Dr Thomas RothThomas Roth, PhD
The results of a recent phase 2b clinical trial (ISM2005) show that seltorexant (min-202) demonstrated highly statistically significant (P <.001) and clinically meaningful improvement on latency to persistent sleep at night 1 in patients with insomnia.

The multicenter, double-blind, randomized, active- and placebo-controlled, 17-day dose-finding study was designed to evaluate the efficacy and safety of seltorexant in both adult and elderly subjects with insomnia without psychiatric comorbidity.

“The findings from this study demonstrate that seltorexant significantly improves sleep induction and prolongs sleep duration,” Thomas Roth, PhD, director of the sleep disorders and research center, Henry Ford Hospital, said in a statement.1 “The results also demonstrate that seltorexant showed a significantly greater improvement in these sleep parameters compared to zolpidem.”

The study enrolled 365 subjects that were randomized in a 1:1:1:1:1 ratio to receive 1 of 5 treatments: seltorexant 5 mg, seltorexant 10 mg, seltorexant 20 mg, zolpidem 5 or 10 mg based on the local label, or placebo. The randomization was stratified by region, the United States, Europe, and Japan, and by age group, adult and elderly. Of the 364 subjects that received study drugs, 32.4% were male, and subjects had a mean total insomnia severity index score of 20.2 at baseline.

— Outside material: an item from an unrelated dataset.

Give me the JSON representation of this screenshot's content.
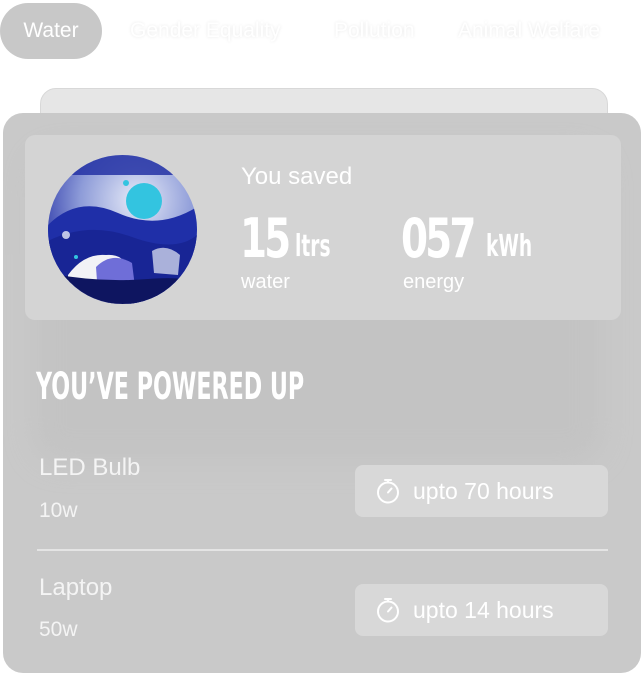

Efficacy was evaluated at night 1 and 2 weeks after drug administration; safety was assessed throughout the entire study.
 
The primary endpoint included sleep onset measured by latency to persistent sleep by polysomnography at first drug administration of the 3 doses of seltorexant. The key secondary measure was the effect of seltorexant on Wake After Sleep Onset over first 6 hours (WASO-6) by polysomnography at night 1; additional secondary endpoints included the assessment of the effect of seltorexant on latency to persistent sleep and WASO-6 at night 13, and the effect of seltorexant compared to zolpidem on both latency to persistent sleep and WASO-6 at baseline and night 13.

All 4 prespecified dose-response models showed a significant dose-response relationship in latency to persistent sleep at baseline. Investigators reported a separation from placebo of the seltorexant 10 mg and seltorexant 20 mg groups. The changes of the seltorexant dose group compared to placebo at baseline were 16.4 minutes for the 5 mg, 32.2 minutes for the 10 mg (P ≤.001), and 36.6 minutes for the 20 mg (P ≤.001). A night 13, the following changes were also observed over placebo: 5.2 minutes for the 5 mg group, 28.6 minutes for the 10 mg group (P ≤.001), and 21 minutes for the 20 mg (P ≤.001).1

The mean decrease from baseline in latency to persistent sleep was 15 minutes for placebo, 30 minutes for seltorexant 5 mg, 50 minutes for 10 mg, and 48 minutes for 20 mg. In the assessment of the WASO-6 at night 1, investigators found that the mean improvement was 15 minutes for placebo, 23 minutes for seltorexant 5 mg, 43 minutes for 10 mg, and 45 minutes for 20 mg.1

“In addition, the beneficial effects on latency to persistent sleep and WASO of seltorexant on elderly patients in the study, in conjunction with a favorable tolerability profile, suggest its potential benefit in the large and growing population of elderly patients whose prevalence of insomnia is higher than in younger patients, thus representing an important therapeutic option,” Roth added.

Seltorexant demonstrated a good safety and tolerability profile in both patient populations; treatment-emergent adverse effects were similar to those observed in prior studies. In the seltorexant treatment arms, the incidence of adverse effects was low, 33.8% in the combined seltorexant group (40.3% in the 5 mg group, 31.5% in the 10 mg group, and 29.6% in the 20 mg group, and was lower than the placebo rate of 49.3% and zolpidem group of 42.5%. Most treatment-emergent adverse effects were reported as mild to moderate in intensity and resolved without consequence.
REFERENCE
1. Minerva Neurosciences Announces Achievement of Primary and Key Secondary Objectives in Phase 2b Clinical Trial of Seltorexant (MIN-202) in Insomnia [news release]. Waltham, Mass.; Minerva Neurosciences: June 24, 2019. https://www.globenewswire.com/news-release/2019/06/24/1872915/0/en/Minerva-Neurosciences-Announces-Achievement-of-Primary-and-Key-Secondary-Objectives-in-Phase-2b-Clinical-Trial-of-Seltorexant-MIN-202-in-Insomnia.html. Accessed June 24, 2019.